::: Given data :::

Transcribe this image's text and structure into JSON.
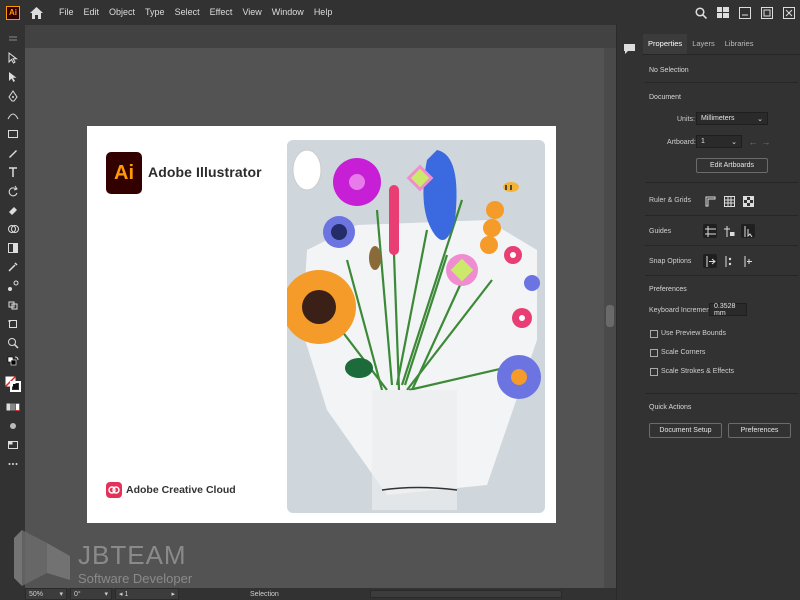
{
  "app": {
    "logo": "Ai"
  },
  "menu": [
    "File",
    "Edit",
    "Object",
    "Type",
    "Select",
    "Effect",
    "View",
    "Window",
    "Help"
  ],
  "splash": {
    "logo": "Ai",
    "app_name": "Adobe Illustrator",
    "cloud_label": "Adobe Creative Cloud"
  },
  "watermark": {
    "title": "JBTEAM",
    "subtitle": "Software Developer"
  },
  "status": {
    "zoom": "50%",
    "rotation": "0°",
    "artboard": "1",
    "tool": "Selection"
  },
  "panel": {
    "tabs": [
      "Properties",
      "Layers",
      "Libraries"
    ],
    "no_selection": "No Selection",
    "document_header": "Document",
    "units_label": "Units:",
    "units_value": "Millimeters",
    "artboard_label": "Artboard:",
    "artboard_value": "1",
    "edit_artboards": "Edit Artboards",
    "ruler_grids": "Ruler & Grids",
    "guides": "Guides",
    "snap_options": "Snap Options",
    "preferences_header": "Preferences",
    "keyboard_increment_label": "Keyboard Increment:",
    "keyboard_increment_value": "0.3528 mm",
    "use_preview_bounds": "Use Preview Bounds",
    "scale_corners": "Scale Corners",
    "scale_strokes": "Scale Strokes & Effects",
    "quick_actions": "Quick Actions",
    "document_setup": "Document Setup",
    "preferences_button": "Preferences"
  },
  "colors": {
    "ai_orange": "#ff9a00",
    "ai_dark": "#330000",
    "chrome_dark": "#323232",
    "canvas": "#535353"
  }
}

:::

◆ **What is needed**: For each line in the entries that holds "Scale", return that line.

◆ **Written answer**:
    "scale_corners": "Scale Corners",
    "scale_strokes": "Scale Strokes & Effects",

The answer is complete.